Likewise, the White House has adopted a ''see no evil'' policy on Y2K matters. The Clinton administration's Y2K czar, John Koskinen, is Pennsylvania Avenue's invisible man. (True to form, Koskinen sneaked in and out of Boston this week with no one noticing.) ''The president's failure to take adequate actions now to encourage the public to take adequate preparations and to minimize the impacts of Y2K and the embedded systems crisis will cost the nation and the world dearly,'' according to George Washington University professor Paula Gordon, author of a study called ''The Year 2000 and the Embedded System Crisis.''
Gordon quantifies the potential Y2K disruptions on a scale of 1 to 10, and believes that government inaction has created a risk range between 5 (mild recession; isolated supply/infrastructure problems; runs on banks) and 9 (supply/infrastructure collapse; widespread disruptions; martial law). Landes is more sanguine about the events of December 31: ''There's a 5 percent chance this could be very serious,'' he says. ''We're counting on it not being serious.''
In a few days, the Massachusetts Emergency Management Agency will come up with a publicity campaign to heighten citizen awareness of 1999-2000 conversion issues. In a nutshell, MEMA plans to push preparedness - stock up as if for a winter storm - and ''let the people know what state government has been doing to eliminate the possibility of anything bad happening,'' according to spokesman Peter Judge. Like everyone I spoke with, Judge emphasized the uncertainties surrounding Y2K: ''The only thing we really know about this is the date.''
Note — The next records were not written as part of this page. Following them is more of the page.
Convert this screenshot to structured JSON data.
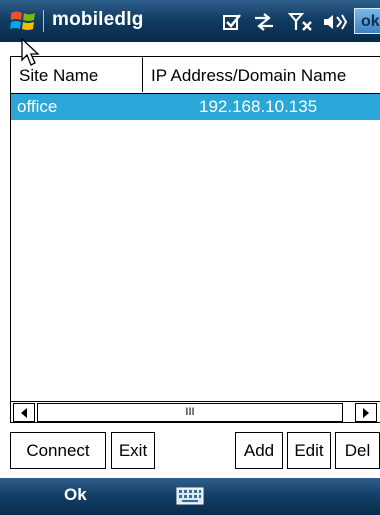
{
  "title_bar": {
    "app_title": "mobiledlg",
    "ok_label": "ok",
    "icons": [
      "windows-start-icon",
      "checkbox-icon",
      "connectivity-icon",
      "signal-off-icon",
      "volume-icon"
    ]
  },
  "list": {
    "columns": [
      "Site Name",
      "IP Address/Domain Name"
    ],
    "rows": [
      {
        "site_name": "office",
        "address": "192.168.10.135",
        "selected": true
      }
    ],
    "scroll_thumb_label": "III"
  },
  "buttons": {
    "connect": "Connect",
    "exit": "Exit",
    "add": "Add",
    "edit": "Edit",
    "del": "Del"
  },
  "softkeys": {
    "left": "Ok"
  },
  "colors": {
    "titlebar": "#123d63",
    "selection": "#2aa6d8"
  }
}
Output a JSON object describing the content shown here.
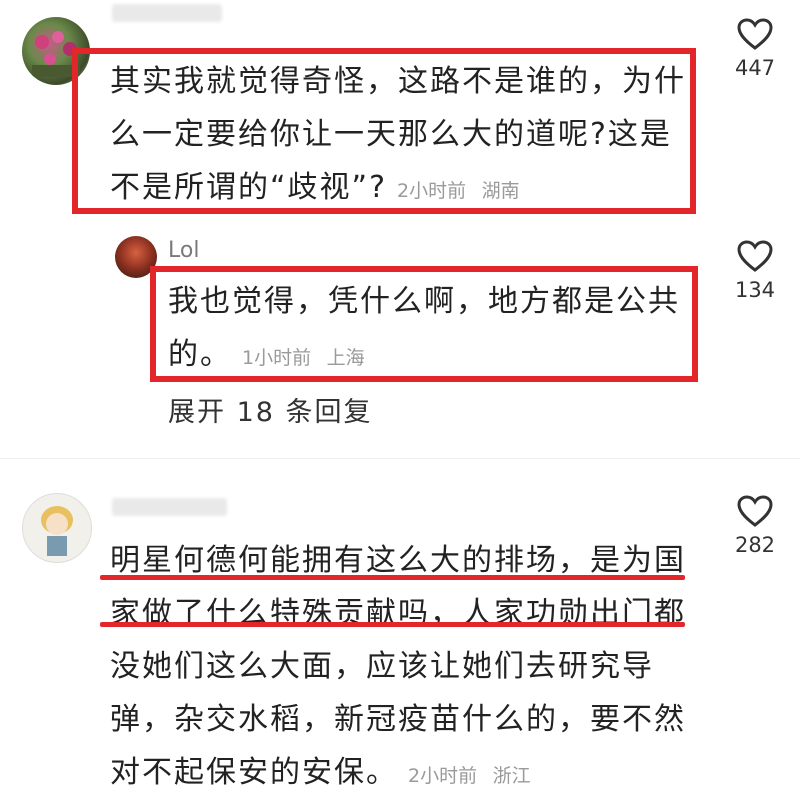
{
  "comments": [
    {
      "text_lines": [
        "其实我就觉得奇怪，这路不是谁的，为什",
        "么一定要给你让一天那么大的道呢?这是",
        "不是所谓的“歧视”?"
      ],
      "time": "2小时前",
      "location": "湖南",
      "likes": "447"
    },
    {
      "username": "Lol",
      "text_lines": [
        "我也觉得，凭什么啊，地方都是公共",
        "的。"
      ],
      "time": "1小时前",
      "location": "上海",
      "likes": "134",
      "expand_label": "展开 18 条回复"
    },
    {
      "text_lines": [
        "明星何德何能拥有这么大的排场，是为国",
        "家做了什么特殊贡献吗，人家功勋出门都",
        "没她们这么大面，应该让她们去研究导",
        "弹，杂交水稻，新冠疫苗什么的，要不然",
        "对不起保安的安保。"
      ],
      "time": "2小时前",
      "location": "浙江",
      "likes": "282"
    }
  ],
  "colors": {
    "highlight": "#e3262a",
    "meta_text": "#9a9a9a"
  },
  "icons": {
    "like": "heart-outline-icon"
  }
}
-- John Whitley (firstname.lastname@example.org), November 12, 1999.
King Midas hit the nail on the head. Sorry KOS.
-- FLAME AWAY (BLehman202@aol.com), November 12, 1999.
Ah... I see.
We're all "Johnny Foreigners" in an "AbroadLand."
Robert Heinlein might "get it."
What do these messages have in common?
-- Diane J. Squire (email@example.com), November 13, 1999.
Politicians are paid liars. Say what you will about Clinton, Koskinen, Dodd, etc. lacking leadership, but it would be no different if it were George Bush or George Washington, they are ALL paid to conceal the truth, or at least to say it in such a diplomatic manner so as not to startle anyone.
Some of our highest military leaders are paranoid bastards, but they have done a pretty good job of keeping this country from being invaded. National Security is always given the highest priority over everything else, and it doesn't matter what Clinton would like to tell us, he is just a puppet spokesperson on this issue. The military leaders tell him what he can and cannot say in order to preserve the National Security. In their eyes, nothing that they could warn us about could be anywhere near as bad as what would happen if they actually warned us. Banking problems, food and gasoline shortages, etc. are all things that they plan to deal with when they happen, but they will not be able to respond properly to panic, rioting, and anarchy.
You are correct in that they continue to focus on the word "National" in their statements, for two reasons. First, because as you said, this sends the message to would-be foreign attackers that we are prepared to deal with them. Secondly, this is a way of responding to American citizens without mentioning the "Local" situation, which is probably going to be unpleasant to say the least. After all, what exactly does "National" mean when you are talking about Y2K disruptions WITHIN the country? It is meaningless, when you consider that there could be thousands of disruptions within all 50 states, but this would still not be considered a "National" problem. Just clever diplomatic semantics, that's all it is. But anyone who is stupid enough to sit around and wait for the president to tell them what to do deserves to die anyway IMO.
-- Hawk (firstname.lastname@example.org), November 13, 1999.